  • Special indemnity paid to employees dismissed (under certain conditions)

Customary additional costs

Customary additional costs depend on the social plan agreed between the parties during the information and consultation process, which may include additional incentives or premiums.

Specifically, a social plan containing measures for compensation and post-redundancy assistance over and above the legal requirements, usually includes:

  • Improved pre-pension at a lower age
  • Supplements to unemployment benefits other than special pre-pension scheme
  • Seniority premiums
  • Continued medical coverage and use of company car
  • Retention bonuses
  • High-quality extra outplacement services

Further, additional costs for the employer may include payment toward:

  • Experts hired to assist works council(s) or unions
  • Salaries of the employees’ representatives paid during information and consultation process

Hiring restrictions post-redundancy

There are no legal barriers to hire new employees post-redundancy; however, any restrictions in the collective bargaining agreements at company or sector level must be complied with.
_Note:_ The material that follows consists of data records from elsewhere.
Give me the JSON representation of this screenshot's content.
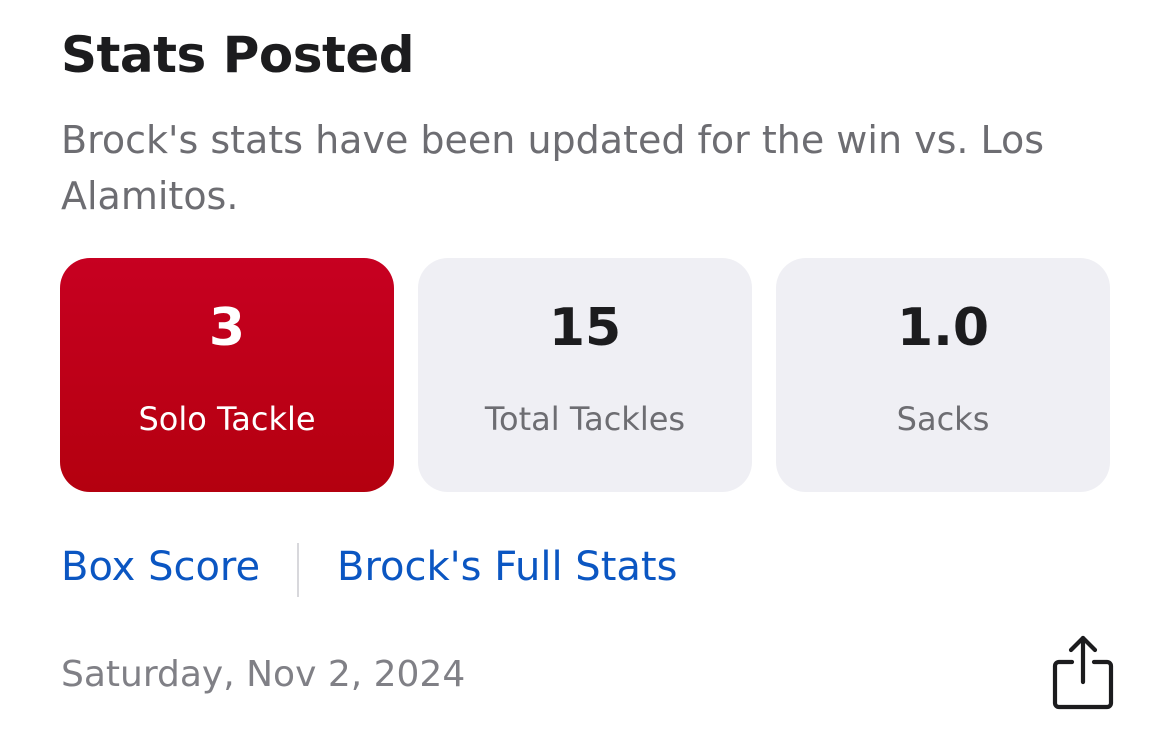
{
  "header": {
    "title": "Stats Posted",
    "subtitle": "Brock's stats have been updated for the win vs. Los Alamitos."
  },
  "stats": [
    {
      "value": "3",
      "label": "Solo Tackle",
      "highlighted": true
    },
    {
      "value": "15",
      "label": "Total Tackles",
      "highlighted": false
    },
    {
      "value": "1.0",
      "label": "Sacks",
      "highlighted": false
    }
  ],
  "links": {
    "box_score": "Box Score",
    "full_stats": "Brock's Full Stats"
  },
  "footer": {
    "date": "Saturday, Nov 2, 2024",
    "share_icon": "share-icon"
  },
  "colors": {
    "highlight_card": "#c0001a",
    "card_bg": "#efeff4",
    "link": "#0b56c2",
    "secondary_text": "#6d6d72"
  }
}
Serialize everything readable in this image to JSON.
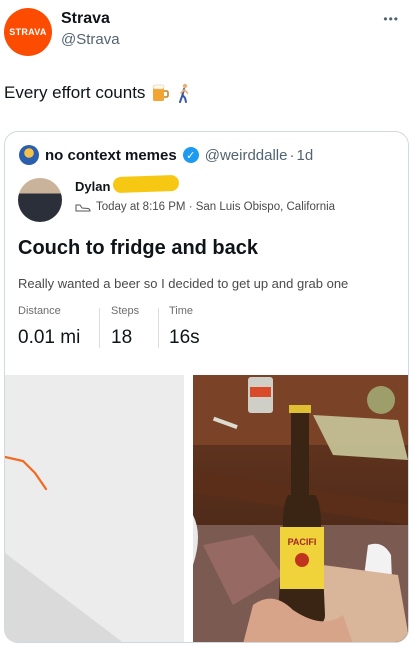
{
  "tweet": {
    "author_avatar_text": "STRAVA",
    "author_name": "Strava",
    "author_handle": "@Strava",
    "more_icon": "more-icon",
    "text": "Every effort counts",
    "emojis": [
      "beer-mug-icon",
      "person-walking-icon"
    ]
  },
  "quoted": {
    "name": "no context memes",
    "handle": "@weirddalle",
    "separator": "·",
    "age": "1d",
    "activity": {
      "athlete_name": "Dylan",
      "meta_icon": "shoe-icon",
      "meta_text": "Today at 8:16 PM · San Luis Obispo, California",
      "title": "Couch to fridge and back",
      "description": "Really wanted a beer so I decided to get up and grab one",
      "stats": [
        {
          "label": "Distance",
          "value": "0.01 mi"
        },
        {
          "label": "Steps",
          "value": "18"
        },
        {
          "label": "Time",
          "value": "16s"
        }
      ]
    },
    "photo_bottle_label": "PACIFI"
  },
  "colors": {
    "strava_orange": "#fc4c02",
    "verified_blue": "#1d9bf0",
    "handle_gray": "#536471",
    "route_orange": "#f26a21"
  }
}
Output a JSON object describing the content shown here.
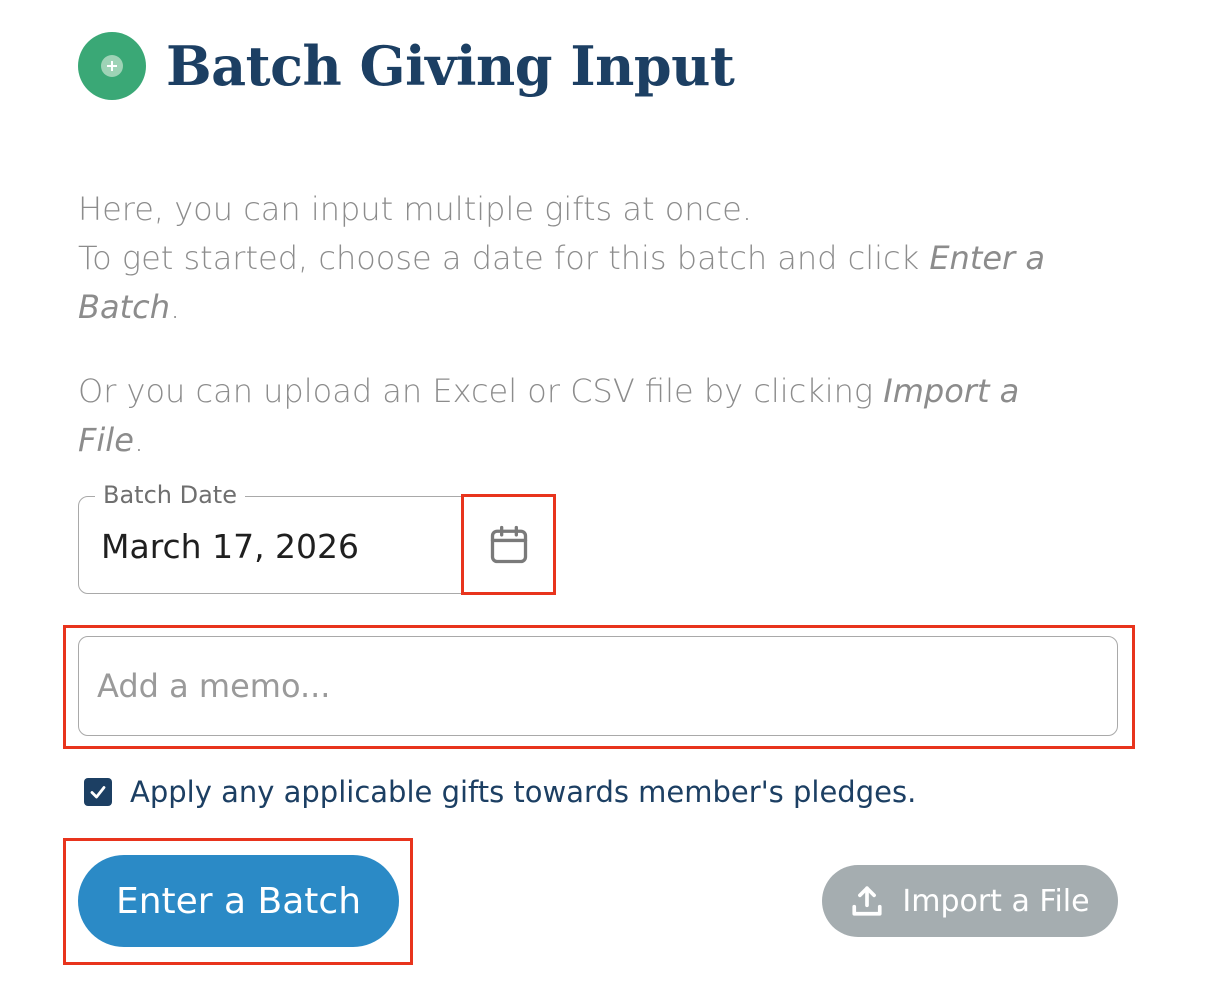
{
  "header": {
    "title": "Batch Giving Input",
    "icon": "plus-circle-icon",
    "icon_color": "#3aa876",
    "title_color": "#1c3f63"
  },
  "intro": {
    "line1": "Here, you can input multiple gifts at once.",
    "line2_prefix": "To get started, choose a date for this batch and click ",
    "line2_em": "Enter a Batch",
    "line2_suffix": ".",
    "line3_prefix": "Or you can upload an Excel or CSV file by clicking ",
    "line3_em": "Import a File",
    "line3_suffix": "."
  },
  "batch_date": {
    "label": "Batch Date",
    "value": "March 17, 2026",
    "icon": "calendar-icon"
  },
  "memo": {
    "placeholder": "Add a memo...",
    "value": ""
  },
  "pledge_option": {
    "label": "Apply any applicable gifts towards member's pledges.",
    "checked": true
  },
  "actions": {
    "enter_label": "Enter a Batch",
    "import_label": "Import a File",
    "import_icon": "upload-icon",
    "enter_color": "#2b8ac6",
    "import_color": "#a5adb0"
  },
  "highlight_color": "#e8341d"
}
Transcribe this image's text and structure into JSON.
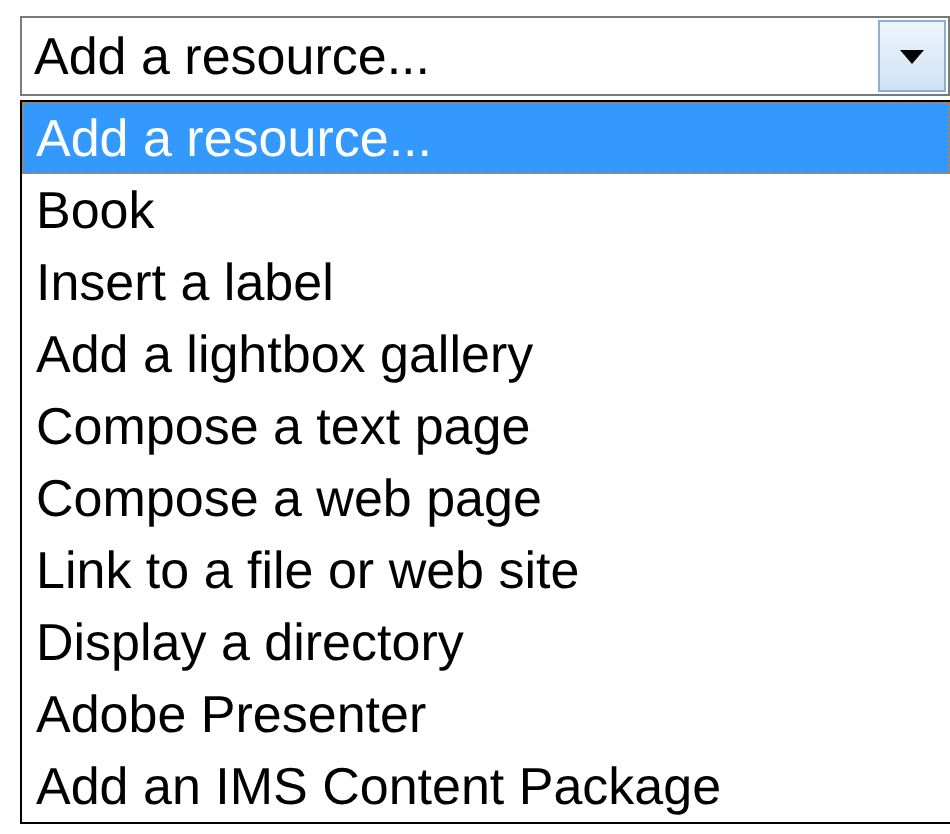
{
  "select": {
    "value": "Add a resource...",
    "expanded": true
  },
  "options": [
    {
      "label": "Add a resource...",
      "selected": true
    },
    {
      "label": "Book",
      "selected": false
    },
    {
      "label": "Insert a label",
      "selected": false
    },
    {
      "label": "Add a lightbox gallery",
      "selected": false
    },
    {
      "label": "Compose a text page",
      "selected": false
    },
    {
      "label": "Compose a web page",
      "selected": false
    },
    {
      "label": "Link to a file or web site",
      "selected": false
    },
    {
      "label": "Display a directory",
      "selected": false
    },
    {
      "label": "Adobe Presenter",
      "selected": false
    },
    {
      "label": "Add an IMS Content Package",
      "selected": false
    }
  ]
}
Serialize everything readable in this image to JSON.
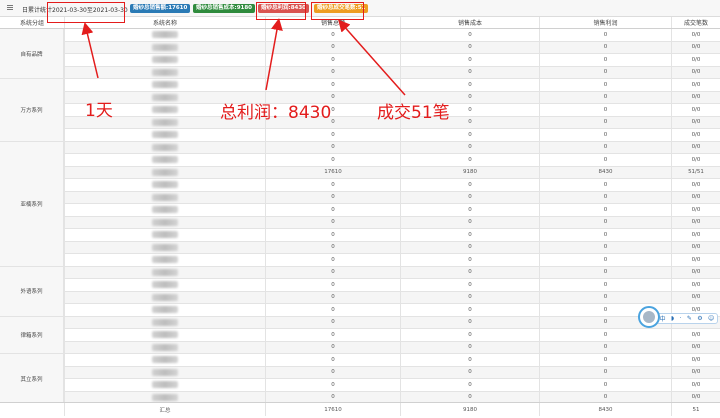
{
  "topbar": {
    "period_label": "日累计统计2021-03-30至2021-03-30",
    "badges": {
      "sales_total": "婚纱总销售额:17610",
      "sales_cost": "婚纱总销售成本:9180",
      "sales_profit": "婚纱总利润:8430",
      "deal_count": "婚纱总成交笔数:51"
    }
  },
  "table": {
    "columns": [
      "系统分组",
      "系统名称",
      "销售总额",
      "销售成本",
      "销售利润",
      "成交笔数"
    ],
    "groups": [
      {
        "name": "自有品牌",
        "rows": 4
      },
      {
        "name": "万方系列",
        "rows": 5
      },
      {
        "name": "亚楠系列",
        "rows": 10
      },
      {
        "name": "外语系列",
        "rows": 4
      },
      {
        "name": "律箱系列",
        "rows": 3
      },
      {
        "name": "其立系列",
        "rows": 4
      }
    ],
    "rows": [
      {
        "sales": "0",
        "cost": "0",
        "profit": "0",
        "deals": "0/0"
      },
      {
        "sales": "0",
        "cost": "0",
        "profit": "0",
        "deals": "0/0"
      },
      {
        "sales": "0",
        "cost": "0",
        "profit": "0",
        "deals": "0/0"
      },
      {
        "sales": "0",
        "cost": "0",
        "profit": "0",
        "deals": "0/0"
      },
      {
        "sales": "0",
        "cost": "0",
        "profit": "0",
        "deals": "0/0"
      },
      {
        "sales": "0",
        "cost": "0",
        "profit": "0",
        "deals": "0/0"
      },
      {
        "sales": "0",
        "cost": "0",
        "profit": "0",
        "deals": "0/0"
      },
      {
        "sales": "0",
        "cost": "0",
        "profit": "0",
        "deals": "0/0"
      },
      {
        "sales": "0",
        "cost": "0",
        "profit": "0",
        "deals": "0/0"
      },
      {
        "sales": "0",
        "cost": "0",
        "profit": "0",
        "deals": "0/0"
      },
      {
        "sales": "0",
        "cost": "0",
        "profit": "0",
        "deals": "0/0"
      },
      {
        "sales": "17610",
        "cost": "9180",
        "profit": "8430",
        "deals": "51/51"
      },
      {
        "sales": "0",
        "cost": "0",
        "profit": "0",
        "deals": "0/0"
      },
      {
        "sales": "0",
        "cost": "0",
        "profit": "0",
        "deals": "0/0"
      },
      {
        "sales": "0",
        "cost": "0",
        "profit": "0",
        "deals": "0/0"
      },
      {
        "sales": "0",
        "cost": "0",
        "profit": "0",
        "deals": "0/0"
      },
      {
        "sales": "0",
        "cost": "0",
        "profit": "0",
        "deals": "0/0"
      },
      {
        "sales": "0",
        "cost": "0",
        "profit": "0",
        "deals": "0/0"
      },
      {
        "sales": "0",
        "cost": "0",
        "profit": "0",
        "deals": "0/0"
      },
      {
        "sales": "0",
        "cost": "0",
        "profit": "0",
        "deals": "0/0"
      },
      {
        "sales": "0",
        "cost": "0",
        "profit": "0",
        "deals": "0/0"
      },
      {
        "sales": "0",
        "cost": "0",
        "profit": "0",
        "deals": "0/0"
      },
      {
        "sales": "0",
        "cost": "0",
        "profit": "0",
        "deals": "0/0"
      },
      {
        "sales": "0",
        "cost": "0",
        "profit": "0",
        "deals": "0/0"
      },
      {
        "sales": "0",
        "cost": "0",
        "profit": "0",
        "deals": "0/0"
      },
      {
        "sales": "0",
        "cost": "0",
        "profit": "0",
        "deals": "0/0"
      },
      {
        "sales": "0",
        "cost": "0",
        "profit": "0",
        "deals": "0/0"
      },
      {
        "sales": "0",
        "cost": "0",
        "profit": "0",
        "deals": "0/0"
      },
      {
        "sales": "0",
        "cost": "0",
        "profit": "0",
        "deals": "0/0"
      },
      {
        "sales": "0",
        "cost": "0",
        "profit": "0",
        "deals": "0/0"
      }
    ],
    "total": {
      "label": "汇总",
      "sales": "17610",
      "cost": "9180",
      "profit": "8430",
      "deals": "51"
    }
  },
  "annotations": {
    "one_day": "1天",
    "total_profit": "总利润：8430",
    "deals": "成交51笔"
  },
  "floating_toolbar": {
    "tools": [
      "中",
      "◗",
      "·",
      "✎",
      "⚙",
      "☺"
    ],
    "avatar_icon": "user-avatar-icon"
  },
  "colors": {
    "annotation": "#e31c1c",
    "badge_blue": "#2a7ab5",
    "badge_green": "#2f8b3d",
    "badge_red": "#d9534f",
    "badge_orange": "#ee9d21"
  }
}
Usually, the social plan includes restrictions (such as priority to hire must be given to the employees terminated in a collective redundancy) or general criteria of rehiring can be agreed upon with the works council.

Litigation risk

Interested parties

The following interested parties can bring lawsuits related to the redundancy process:

  • Impacted employees: If the employer is not willing to adapt or restart the process when no collective sign-off was given, then the impacted employee may challenge the information and consultation process and will have to formally object with the employer through a registered letter within 30 days after his or her termination.

    The employer will either restart the process (in which case any notice periods which are already running will be suspended) or not; in the latter case, the impacted employee will have to go to the court to challenge the compliance of the process (statute of limitation being the normal period of one year after the end of the employment contract).
  • Works council/union/other employees’ representatives: Similarly, the court may grant an injunction order to start or restart the process, due to any collective protest (within 30 days after sending the second notification to the Labor authorities and the employees’ representatives) by the employee representatives for failure to comply with the information and consultation process.

Potential claims can be avoided by entering into a social plan with the works council/unions and get a collective sign-off that the information and consultation process was properly followed. Under such circumstances, the impacted employees (individually) can no longer legally challenge the noncompliance by the employer of this process in case of a collective dismissal. This may still not stop the impacted employees to claim additional (moral and/or material) remedies.

In general, any dismissal can lead to a potential litigation in court, for instance, in respect of the categories of employees who are specially protected against dismissal.

Litigation can stop or slow down the collective redundancy process notably in case of injunction of the court to restart the process.

Damages and other remedies

The potential remedies include court injunctions, damages and criminal sanctions.

The legally imposed consequences or sanctions for improper information and consultation have almost never been applied in Belgium. However, the courts in Belgium may grant an additional (moral) indemnity in case of litigation in this regard.

An actual reintegration/reinstatement after dismissal cannot be imposed/forced upon the employer against its will; however, the employer may be required to pay additional financial indemnities to the impacted employees.

Criminal sanctions
Criminal sanctions or an administrative fine may apply in some cases, notably in case of violation of the information and consultation obligations.

Country-specific issues

There are no other issues specific to Belgium.


Primary Contact for Belgium Labor and Employment Law

Malissa Begtas
HVG advocaten-avocats
+32 2 774 9376

Global Labor and Employment Law Guide
Workforce restructuring